Chloe remembered Jarrod saying that most people got caught because they hadn’t put together a plan, that they deserved everything they got because of disrespecting the process. He said they didn’t know the times to make a move (those two soft hours between 9:30 AM and 11:30 AM). They didn’t know the right day (Friday). Have to trust your partner, he’d said. She recalled being amused, then annoyed, at that word.

A gunshot rang out from inside the bank.

She snapped a look at the tinted glass of the bank’s entrance, but saw nothing except the disjointed reflection of her car, the ghostly image of her face resting above the door. She reached out for the column shifter with her right hand, her forearm inked thickly—J-A-R-R-O-D-S, each letter the same color—bringing it down with a click. She tapped on her turn signal and glanced in the side mirror, pulling slowly from the curb. Jarrod was right; it all had to seem normal.

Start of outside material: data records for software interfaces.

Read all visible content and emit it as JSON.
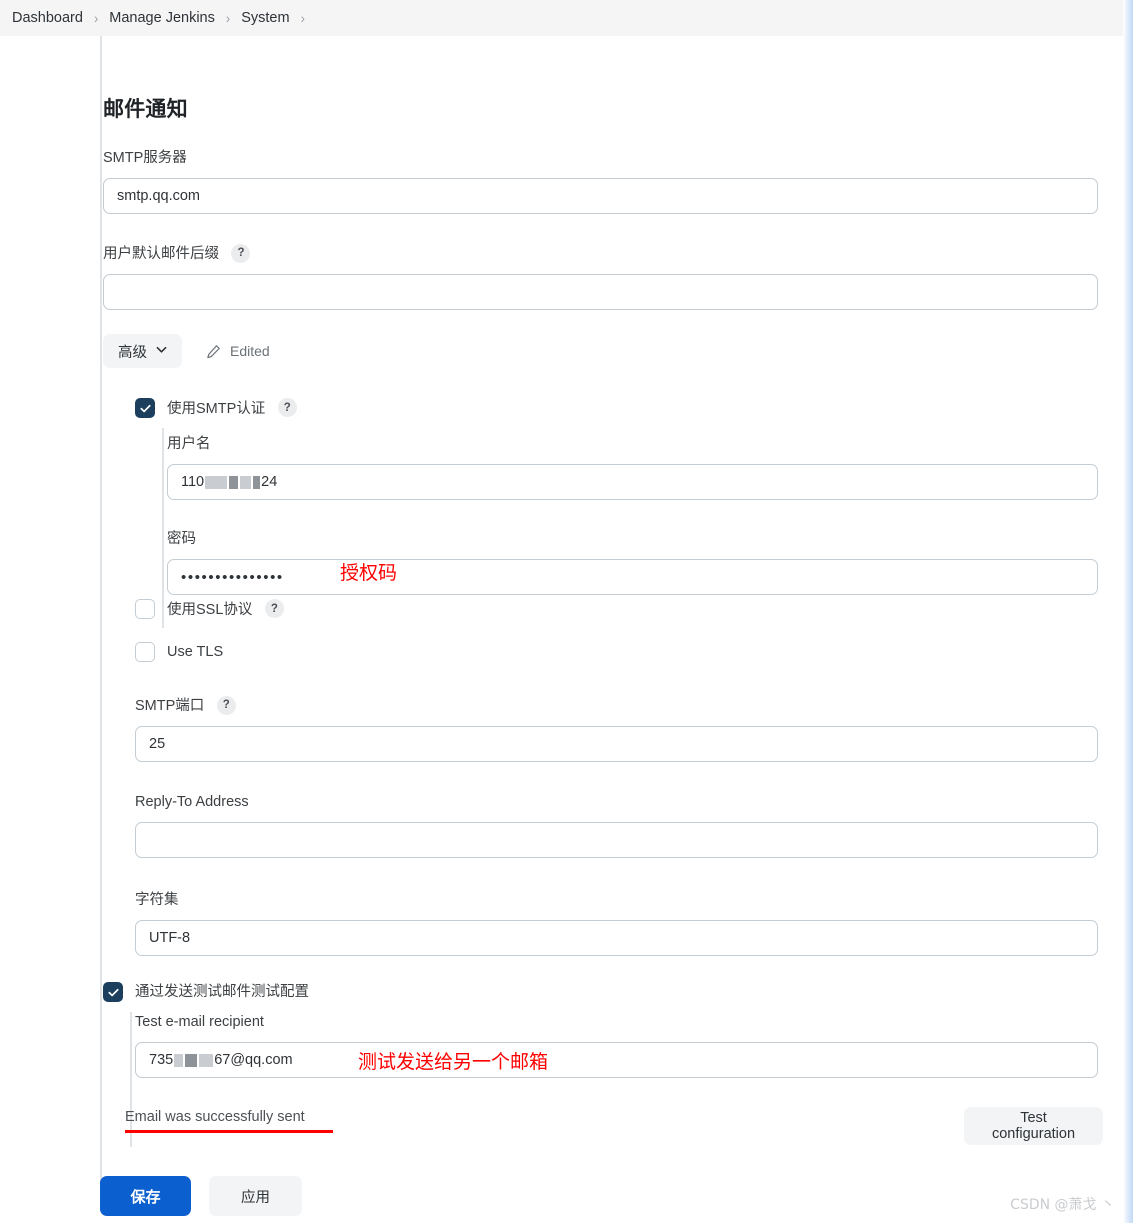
{
  "breadcrumb": {
    "items": [
      {
        "label": "Dashboard"
      },
      {
        "label": "Manage Jenkins"
      },
      {
        "label": "System"
      }
    ],
    "separator": "›"
  },
  "section": {
    "title": "邮件通知"
  },
  "fields": {
    "smtp_server": {
      "label": "SMTP服务器",
      "value": "smtp.qq.com"
    },
    "default_suffix": {
      "label": "用户默认邮件后缀",
      "help": "?",
      "value": ""
    },
    "username": {
      "label": "用户名",
      "value_prefix": "110",
      "value_suffix": "24"
    },
    "password": {
      "label": "密码",
      "value": "•••••••••••••••"
    },
    "smtp_port": {
      "label": "SMTP端口",
      "help": "?",
      "value": "25"
    },
    "reply_to": {
      "label": "Reply-To Address",
      "value": ""
    },
    "charset": {
      "label": "字符集",
      "value": "UTF-8"
    },
    "test_recipient": {
      "label": "Test e-mail recipient",
      "value_prefix": "735",
      "value_suffix": "67@qq.com"
    }
  },
  "advanced": {
    "button_label": "高级",
    "chevron_icon": "chevron-down-icon",
    "edited_label": "Edited",
    "edited_icon": "pencil-icon"
  },
  "checkboxes": {
    "use_smtp_auth": {
      "label": "使用SMTP认证",
      "help": "?",
      "checked": true
    },
    "use_ssl": {
      "label": "使用SSL协议",
      "help": "?",
      "checked": false
    },
    "use_tls": {
      "label": "Use TLS",
      "checked": false
    },
    "test_config": {
      "label": "通过发送测试邮件测试配置",
      "checked": true
    }
  },
  "status": {
    "email_sent": "Email was successfully sent"
  },
  "buttons": {
    "test_configuration": "Test configuration",
    "save": "保存",
    "apply": "应用"
  },
  "annotations": {
    "password_note": "授权码",
    "recipient_note": "测试发送给另一个邮箱"
  },
  "watermark": "CSDN @萧戈 丶",
  "colors": {
    "accent_blue": "#0b5fce",
    "checkbox_checked": "#1c3f5e",
    "annotation_red": "#ff0000",
    "border": "#c4cdd4"
  }
}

At any moment he would run outside, panicked. He’d search for the car, and if she hadn’t gotten too far away, he might recognize it by the make or color, maybe the taillights. He’d wave his arms, all kinds of crazy thoughts ricocheting around his mind. His chest would heave, and he’d breathe through his mouth even though he wasn’t exhausted, overwhelmed by it all. He’d run down the sidewalk, thinking first about escape, then of the beating he’d give her. But people would see his clothes, his face, and, of course, his direction. Chloe could see the line in the paper before it existed in the mind of the reporter: apprehended five blocks from the scene.

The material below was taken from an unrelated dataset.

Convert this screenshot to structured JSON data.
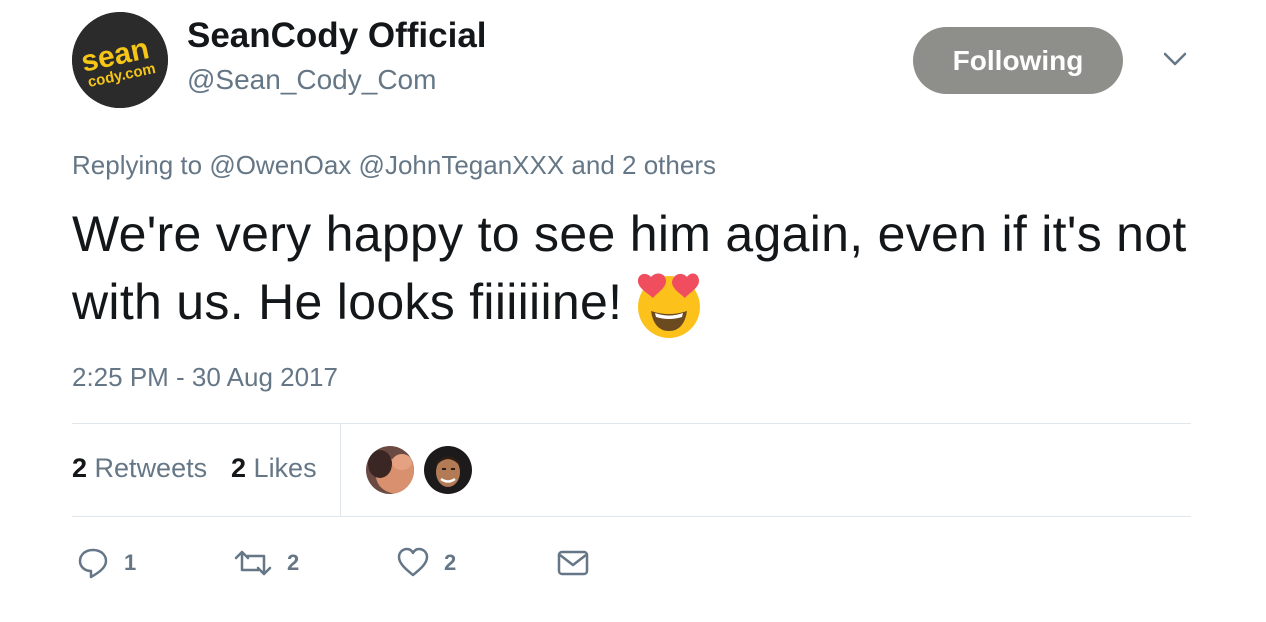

And she would drive. Jarrod and the town and the memories of each falling away behind her. With the thirty-two hundred and change she had saved from lottery tickets she’d never bought, she would head to some place that resembled another world; she didn’t think that would be too hard to find. She thought she might visit her mother, who’d managed to replace a husband with a Jack Russell, and an apartment with a house, inside which—if the pauses were to be believed—was a spare room and a pretty decent futon.

Written by Paul Weidknecht

This is the winning entry to the Peter Barry Short Story Competition